··· Data to examine ···

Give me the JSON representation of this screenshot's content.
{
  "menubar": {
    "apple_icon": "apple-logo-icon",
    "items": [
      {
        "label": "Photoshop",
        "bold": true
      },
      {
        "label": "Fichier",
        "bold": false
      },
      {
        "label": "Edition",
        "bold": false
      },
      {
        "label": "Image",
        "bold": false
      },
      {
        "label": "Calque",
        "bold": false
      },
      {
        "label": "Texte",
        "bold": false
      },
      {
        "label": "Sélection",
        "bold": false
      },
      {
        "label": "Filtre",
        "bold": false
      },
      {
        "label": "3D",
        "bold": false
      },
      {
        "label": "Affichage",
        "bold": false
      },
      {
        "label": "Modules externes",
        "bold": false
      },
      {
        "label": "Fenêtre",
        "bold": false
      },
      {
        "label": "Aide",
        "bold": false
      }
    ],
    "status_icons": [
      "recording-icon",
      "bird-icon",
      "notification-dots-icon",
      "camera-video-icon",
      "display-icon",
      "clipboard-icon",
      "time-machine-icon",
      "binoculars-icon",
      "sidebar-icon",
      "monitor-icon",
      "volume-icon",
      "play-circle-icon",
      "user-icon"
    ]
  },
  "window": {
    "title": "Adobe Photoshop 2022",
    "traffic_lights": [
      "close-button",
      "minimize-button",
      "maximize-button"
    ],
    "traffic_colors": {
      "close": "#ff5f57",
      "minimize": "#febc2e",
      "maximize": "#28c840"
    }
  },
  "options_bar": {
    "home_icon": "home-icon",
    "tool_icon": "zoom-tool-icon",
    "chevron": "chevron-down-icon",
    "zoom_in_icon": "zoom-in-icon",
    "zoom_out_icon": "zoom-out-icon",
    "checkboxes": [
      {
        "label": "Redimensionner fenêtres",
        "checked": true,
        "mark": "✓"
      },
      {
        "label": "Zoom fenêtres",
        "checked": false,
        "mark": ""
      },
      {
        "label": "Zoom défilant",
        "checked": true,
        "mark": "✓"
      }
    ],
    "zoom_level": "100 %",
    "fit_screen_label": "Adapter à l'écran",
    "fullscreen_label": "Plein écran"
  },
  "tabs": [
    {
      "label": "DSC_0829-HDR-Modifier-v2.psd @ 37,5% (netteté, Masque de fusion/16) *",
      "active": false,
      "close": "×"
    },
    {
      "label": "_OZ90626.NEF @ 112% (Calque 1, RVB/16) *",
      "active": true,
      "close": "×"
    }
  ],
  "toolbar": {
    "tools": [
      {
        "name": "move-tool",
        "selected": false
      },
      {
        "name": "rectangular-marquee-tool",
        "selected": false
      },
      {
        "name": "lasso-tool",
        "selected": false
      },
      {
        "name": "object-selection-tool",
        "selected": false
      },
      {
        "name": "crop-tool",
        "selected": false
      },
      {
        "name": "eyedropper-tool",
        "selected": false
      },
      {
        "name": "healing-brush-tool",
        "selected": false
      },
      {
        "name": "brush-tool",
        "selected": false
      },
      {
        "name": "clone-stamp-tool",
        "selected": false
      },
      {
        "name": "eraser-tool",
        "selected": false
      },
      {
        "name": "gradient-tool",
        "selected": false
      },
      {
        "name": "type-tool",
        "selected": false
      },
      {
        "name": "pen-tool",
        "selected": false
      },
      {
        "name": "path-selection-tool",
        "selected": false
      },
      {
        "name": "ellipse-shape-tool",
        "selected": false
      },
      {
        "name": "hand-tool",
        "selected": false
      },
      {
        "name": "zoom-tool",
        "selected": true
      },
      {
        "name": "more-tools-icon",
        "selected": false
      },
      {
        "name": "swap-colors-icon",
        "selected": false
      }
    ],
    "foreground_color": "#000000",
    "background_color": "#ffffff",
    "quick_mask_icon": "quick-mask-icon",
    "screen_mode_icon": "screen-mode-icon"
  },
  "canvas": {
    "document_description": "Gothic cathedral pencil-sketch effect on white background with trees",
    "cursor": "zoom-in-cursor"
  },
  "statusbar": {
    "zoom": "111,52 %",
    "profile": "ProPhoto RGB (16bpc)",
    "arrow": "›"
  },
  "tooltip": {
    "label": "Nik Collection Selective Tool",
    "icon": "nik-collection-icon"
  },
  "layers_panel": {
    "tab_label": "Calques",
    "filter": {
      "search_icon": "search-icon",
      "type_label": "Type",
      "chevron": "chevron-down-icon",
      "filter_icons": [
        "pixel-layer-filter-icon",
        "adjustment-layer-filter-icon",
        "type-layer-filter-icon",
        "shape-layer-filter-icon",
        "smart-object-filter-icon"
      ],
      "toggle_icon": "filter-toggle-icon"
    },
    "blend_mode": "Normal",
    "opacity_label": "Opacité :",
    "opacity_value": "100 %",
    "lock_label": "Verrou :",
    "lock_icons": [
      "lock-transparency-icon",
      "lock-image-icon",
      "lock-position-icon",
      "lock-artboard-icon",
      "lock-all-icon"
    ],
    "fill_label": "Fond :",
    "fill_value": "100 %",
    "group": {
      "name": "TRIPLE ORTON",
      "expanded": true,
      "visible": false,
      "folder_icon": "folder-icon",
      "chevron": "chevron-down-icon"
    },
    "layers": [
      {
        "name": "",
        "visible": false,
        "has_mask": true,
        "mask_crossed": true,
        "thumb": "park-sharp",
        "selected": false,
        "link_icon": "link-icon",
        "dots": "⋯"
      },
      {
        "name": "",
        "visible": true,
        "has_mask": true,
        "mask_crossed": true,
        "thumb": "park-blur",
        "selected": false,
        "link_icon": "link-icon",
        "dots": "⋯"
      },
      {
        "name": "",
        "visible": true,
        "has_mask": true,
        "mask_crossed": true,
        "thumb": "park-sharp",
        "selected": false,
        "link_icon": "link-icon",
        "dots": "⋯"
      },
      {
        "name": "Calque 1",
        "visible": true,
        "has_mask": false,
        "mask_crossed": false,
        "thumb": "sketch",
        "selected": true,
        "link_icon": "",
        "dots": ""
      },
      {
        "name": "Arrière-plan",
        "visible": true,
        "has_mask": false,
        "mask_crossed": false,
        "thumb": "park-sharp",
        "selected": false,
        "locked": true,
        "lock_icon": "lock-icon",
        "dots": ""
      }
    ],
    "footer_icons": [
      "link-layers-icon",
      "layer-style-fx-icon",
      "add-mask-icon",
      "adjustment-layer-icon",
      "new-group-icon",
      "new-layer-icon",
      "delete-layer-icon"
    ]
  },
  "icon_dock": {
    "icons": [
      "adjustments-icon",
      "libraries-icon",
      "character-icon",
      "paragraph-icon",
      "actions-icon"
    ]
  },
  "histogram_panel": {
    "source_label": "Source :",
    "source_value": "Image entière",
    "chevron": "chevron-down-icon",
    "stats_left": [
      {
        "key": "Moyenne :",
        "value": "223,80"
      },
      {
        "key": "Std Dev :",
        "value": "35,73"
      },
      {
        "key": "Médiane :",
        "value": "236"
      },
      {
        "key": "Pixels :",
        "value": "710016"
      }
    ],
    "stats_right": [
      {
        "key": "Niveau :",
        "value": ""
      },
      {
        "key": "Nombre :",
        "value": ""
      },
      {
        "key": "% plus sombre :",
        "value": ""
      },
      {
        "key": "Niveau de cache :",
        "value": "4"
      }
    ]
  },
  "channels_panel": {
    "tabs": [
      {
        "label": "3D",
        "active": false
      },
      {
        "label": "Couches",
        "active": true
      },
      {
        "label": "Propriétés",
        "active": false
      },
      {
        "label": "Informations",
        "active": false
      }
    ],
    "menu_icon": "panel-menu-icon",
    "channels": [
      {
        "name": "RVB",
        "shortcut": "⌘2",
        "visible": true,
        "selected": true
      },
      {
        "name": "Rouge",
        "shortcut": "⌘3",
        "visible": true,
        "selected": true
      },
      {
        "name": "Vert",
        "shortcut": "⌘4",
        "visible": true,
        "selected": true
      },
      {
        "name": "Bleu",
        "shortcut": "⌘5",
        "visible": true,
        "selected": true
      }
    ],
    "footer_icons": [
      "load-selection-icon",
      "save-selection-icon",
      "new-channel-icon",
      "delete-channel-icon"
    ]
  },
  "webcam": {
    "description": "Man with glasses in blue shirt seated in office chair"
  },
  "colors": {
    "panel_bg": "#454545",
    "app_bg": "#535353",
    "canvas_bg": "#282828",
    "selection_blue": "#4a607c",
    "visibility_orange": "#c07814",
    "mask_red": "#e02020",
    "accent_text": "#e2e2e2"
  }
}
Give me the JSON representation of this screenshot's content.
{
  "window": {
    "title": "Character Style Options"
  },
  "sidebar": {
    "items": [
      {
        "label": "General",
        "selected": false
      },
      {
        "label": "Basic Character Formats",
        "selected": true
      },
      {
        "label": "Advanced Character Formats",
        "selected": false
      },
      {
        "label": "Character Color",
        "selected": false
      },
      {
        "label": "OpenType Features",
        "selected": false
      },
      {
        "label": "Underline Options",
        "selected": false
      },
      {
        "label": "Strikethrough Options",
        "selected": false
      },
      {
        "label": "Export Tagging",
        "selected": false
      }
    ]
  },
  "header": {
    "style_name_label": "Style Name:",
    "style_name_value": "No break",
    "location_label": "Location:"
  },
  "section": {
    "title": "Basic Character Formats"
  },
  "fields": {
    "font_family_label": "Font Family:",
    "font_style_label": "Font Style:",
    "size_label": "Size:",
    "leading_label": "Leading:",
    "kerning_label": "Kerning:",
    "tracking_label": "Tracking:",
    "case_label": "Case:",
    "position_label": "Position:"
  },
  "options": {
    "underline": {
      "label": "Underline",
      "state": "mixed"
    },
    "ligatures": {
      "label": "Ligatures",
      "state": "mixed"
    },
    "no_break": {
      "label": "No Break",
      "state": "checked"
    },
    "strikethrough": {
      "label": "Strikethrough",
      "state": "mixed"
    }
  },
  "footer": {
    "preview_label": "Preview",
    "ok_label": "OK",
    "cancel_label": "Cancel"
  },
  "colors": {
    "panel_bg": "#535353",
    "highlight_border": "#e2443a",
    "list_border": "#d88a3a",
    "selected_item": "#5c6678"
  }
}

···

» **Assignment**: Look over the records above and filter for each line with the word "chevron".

» **Finished exercise**:
    "chevron": "chevron-down-icon",
      "chevron": "chevron-down-icon",
      "chevron": "chevron-down-icon"
    "chevron": "chevron-down-icon",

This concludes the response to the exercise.